Cranberry Country Cruise

Plymouth, Massachusetts

4 out of 5 stars4 out of 5 stars4 out of 5 stars4 out of 5 stars4 out of 5 stars
2 Reviews
4 out of 5
This ride begins in historic Plymouth. Before exploring this town, though, the tour heads inland on sandy-shouldered roads for a rolling, 7-mile cruise through the largest state forest in eastern Massachusetts, which is also a pine barren. Myles Standish State Forest has miles of secluded paved roads, a 15-mile paved bike path that hugs the up-and-down contours of the land, and 30 or so miles of sandy trails for mountain biking and hiking. Pine barrens are a natural wonder: made up almost entirely of small pine and scrub oak trees-and sand. Pine barrens are sunny and open, with some of the purest water in the world lying underneath them. Terrain: rolling terrain, with no major climbs. Traffic/Safety: because this is a coastal environment, quite a few of the roads have soft, sandy shoulders, and several are narrow.
Best Bike Rides in New England

DESCRIPTION FROM:

Best Bike Rides in New England

by Paul Thomas (The Globe Pequot Press)

This ride begins in historic Plymouth. Before exploring this town, though, the tour heads inland on sandy-shouldered roads for a rolling, 7-mile cruise through the largest state forest in eastern Massachusetts, which is also a pine barren. Myles Standish State Forest has miles of secluded paved roads, a 15-mile paved bike path that hugs the up-and-down contours of the land, and 30 or so miles of sandy trails for mountain biking and hiking.

Pine barrens are a natural wonder: made up almost entirely of small pine and scrub oak trees-and sand.
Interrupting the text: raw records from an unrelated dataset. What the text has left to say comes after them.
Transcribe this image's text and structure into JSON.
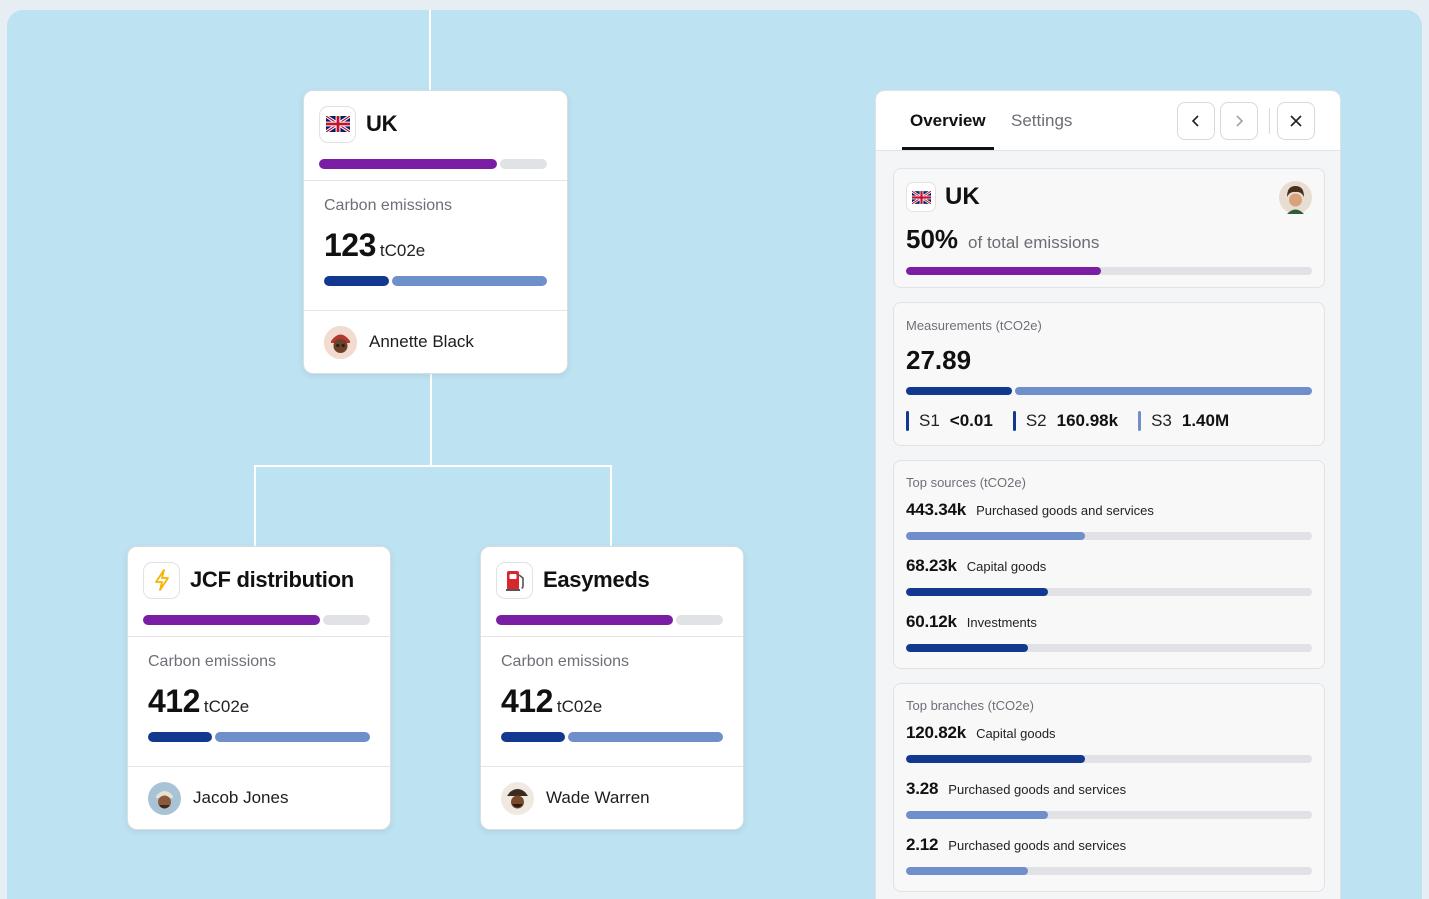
{
  "colors": {
    "background": "#bde3f2",
    "purple": "#7a1ea6",
    "navy": "#12388f",
    "lightBlue": "#6e8fc9",
    "grey": "#e1e2e5"
  },
  "nodes": [
    {
      "id": "uk",
      "title": "UK",
      "icon": "uk-flag-icon",
      "share": 0.78,
      "label": "Carbon emissions",
      "value": "123",
      "unit": "tC02e",
      "split": 0.29,
      "person": "Annette Black",
      "avatar": "avatar-annette-icon"
    },
    {
      "id": "jcf",
      "title": "JCF distribution",
      "icon": "lightning-icon",
      "share": 0.78,
      "label": "Carbon emissions",
      "value": "412",
      "unit": "tC02e",
      "split": 0.29,
      "person": "Jacob Jones",
      "avatar": "avatar-jacob-icon"
    },
    {
      "id": "easymeds",
      "title": "Easymeds",
      "icon": "fuel-pump-icon",
      "share": 0.78,
      "label": "Carbon emissions",
      "value": "412",
      "unit": "tC02e",
      "split": 0.29,
      "person": "Wade Warren",
      "avatar": "avatar-wade-icon"
    }
  ],
  "panel": {
    "tabs": [
      "Overview",
      "Settings"
    ],
    "summary": {
      "title": "UK",
      "percent": "50%",
      "percent_label": "of total emissions",
      "share": 0.48
    },
    "measurements": {
      "title": "Measurements (tCO2e)",
      "value": "27.89",
      "split": 0.26,
      "scopes": [
        {
          "label": "S1",
          "value": "<0.01",
          "color": "#12388f"
        },
        {
          "label": "S2",
          "value": "160.98k",
          "color": "#12388f"
        },
        {
          "label": "S3",
          "value": "1.40M",
          "color": "#6e8fc9"
        }
      ]
    },
    "top_sources": {
      "title": "Top sources (tCO2e)",
      "items": [
        {
          "value": "443.34k",
          "label": "Purchased goods and services",
          "fraction": 0.44,
          "color": "#6e8fc9"
        },
        {
          "value": "68.23k",
          "label": "Capital goods",
          "fraction": 0.35,
          "color": "#12388f"
        },
        {
          "value": "60.12k",
          "label": "Investments",
          "fraction": 0.3,
          "color": "#12388f"
        }
      ]
    },
    "top_branches": {
      "title": "Top branches (tCO2e)",
      "items": [
        {
          "value": "120.82k",
          "label": "Capital goods",
          "fraction": 0.44,
          "color": "#12388f"
        },
        {
          "value": "3.28",
          "label": "Purchased goods and services",
          "fraction": 0.35,
          "color": "#6e8fc9"
        },
        {
          "value": "2.12",
          "label": "Purchased goods and services",
          "fraction": 0.3,
          "color": "#6e8fc9"
        }
      ]
    }
  }
}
Pine barrens are sunny and open, with some of the purest water in the world lying underneath them. Terrain: rolling terrain, with no major climbs. Traffic/Safety: because this is a coastal environment, quite a few of the roads have soft, sandy shoulders, and several are narrow.
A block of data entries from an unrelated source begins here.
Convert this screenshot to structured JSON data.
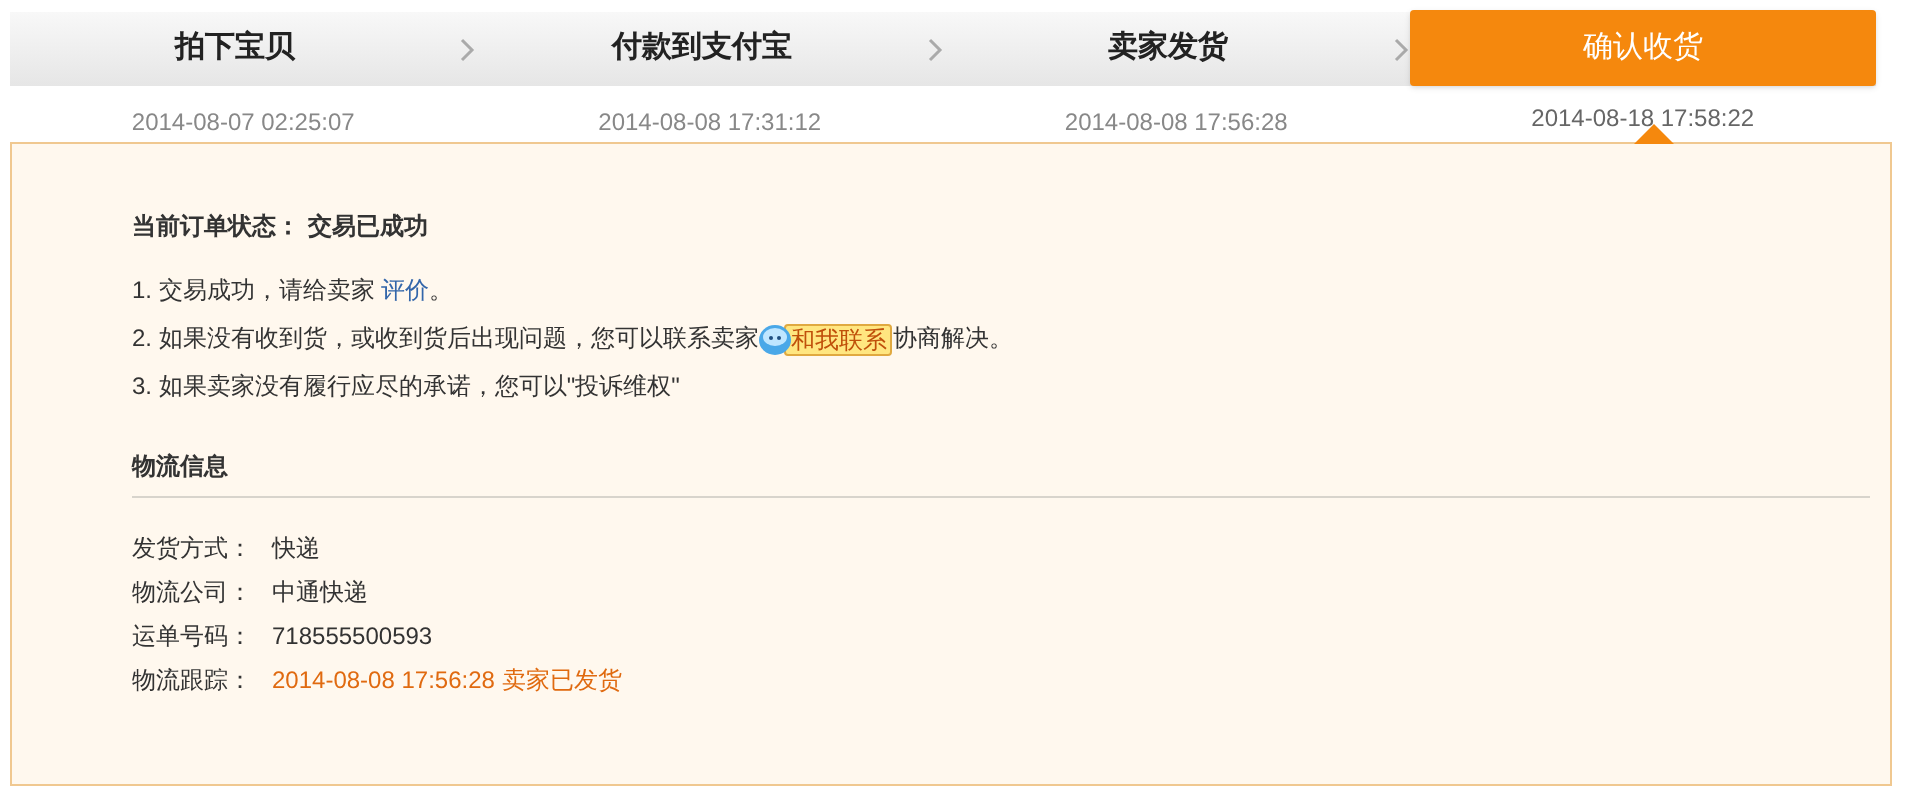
{
  "steps": [
    {
      "label": "拍下宝贝",
      "date": "2014-08-07 02:25:07",
      "selected": false
    },
    {
      "label": "付款到支付宝",
      "date": "2014-08-08 17:31:12",
      "selected": false
    },
    {
      "label": "卖家发货",
      "date": "2014-08-08 17:56:28",
      "selected": false
    },
    {
      "label": "确认收货",
      "date": "2014-08-18 17:58:22",
      "selected": true
    }
  ],
  "status": {
    "label": "当前订单状态：",
    "value": "交易已成功"
  },
  "notes": [
    {
      "parts": [
        {
          "kind": "text",
          "text": "1. 交易成功，请给卖家 "
        },
        {
          "kind": "link",
          "text": "评价"
        },
        {
          "kind": "text",
          "text": "。"
        }
      ]
    },
    {
      "parts": [
        {
          "kind": "text",
          "text": "2. 如果没有收到货，或收到货后出现问题，您可以联系卖家"
        },
        {
          "kind": "contact",
          "text": "和我联系"
        },
        {
          "kind": "text",
          "text": "协商解决。"
        }
      ]
    },
    {
      "parts": [
        {
          "kind": "text",
          "text": "3. 如果卖家没有履行应尽的承诺，您可以\"投诉维权\""
        }
      ]
    }
  ],
  "logistics": {
    "title": "物流信息",
    "rows": [
      {
        "label": "发货方式：",
        "value": "快递",
        "highlight": false
      },
      {
        "label": "物流公司：",
        "value": "中通快递",
        "highlight": false
      },
      {
        "label": "运单号码：",
        "value": "718555500593",
        "highlight": false
      },
      {
        "label": "物流跟踪：",
        "value": "2014-08-08 17:56:28 卖家已发货",
        "highlight": true
      }
    ]
  }
}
©  Paul Thomas/The Globe Pequot Press. All Rights Reserved.

Activity Type: Road Biking
Nearby City: Plymouth
Distance: 47
Trail Type: Loop/Lollipop
Skill Level: Moderate
Driving Directions: Directions to Cranberry Country Cruise

Recent Trail Reviews

5/6/2008
0

Great ride my only complaint is the distances are a little off but nothing to out of line. Country Store I believe is no longer open so may want to pick a better stopping point for food and drink, there is a gift shop/diner but not that great. Not alot of options for food to go. Other than that the ride is great.


5/24/2002
0

This is a beautiful moderate level trail winding through Myles Standish State Forest and the Plymouth, MA shoreline. There are many small hills in the forest (like a small rollercoaster) and a long steady climb towards the end. Having recently started riding again, I was telling my sister about a 37-mile ride I took one Saturday, and she suggested that I work up to a metric century ride, perhaps before the end of the Summer. Well I gotta say, it sounded good but what the heck, why wait? I took a vacation day on the Friday before Memorial Day knowing that the kids would be in school and my wife was away for the day (sneaky, huh?). Earlier that week a friend lent me a "Best Bike Rides in Massachusetts" book, and there was a 47-mile ride near my home. I found that by riding to the starting point rather than driving I could add enough distance for my 100K. The starting point was the Jenney Grist Mill in Plymouth – a beautifully restored mill - the first in the New World. Quickly along the route I was deep in the Myles Standish State Forest, rolling up and down short grades and curling around College Pond – just breathtaking. After a short jaunt beyond the forest, I was heading southwest towards the Cape Cod Canal. At about the 40-mile mark I stopped in the shade of the little village of Bournedale. It was time to rest, chug some fluids, crack a powerbar, and slather on some sunscreen – all in about 20 minutes. I climbed back on my ride and headed for Buttermilk Bay. I continued on – now heading along the Plymouth shoreline. Whitehorse Beach, Priscilla Beach, then back towards Plymouth center. Before I knew it, I was back to the mill and home – 64.75 miles. I had just completed my first metric century, and I felt great. I couldn't wait to brag! Now what's next? A full century in September maybe? – Jim Zoino



Trail Photos

Keep Me Informed

Weekly newsletters, announcements and offers from Trails.com to your inbox.

Sign me up!

We HATE spam and promise to keep your email addresses safe and secure.

Activity Feed

Apr 2018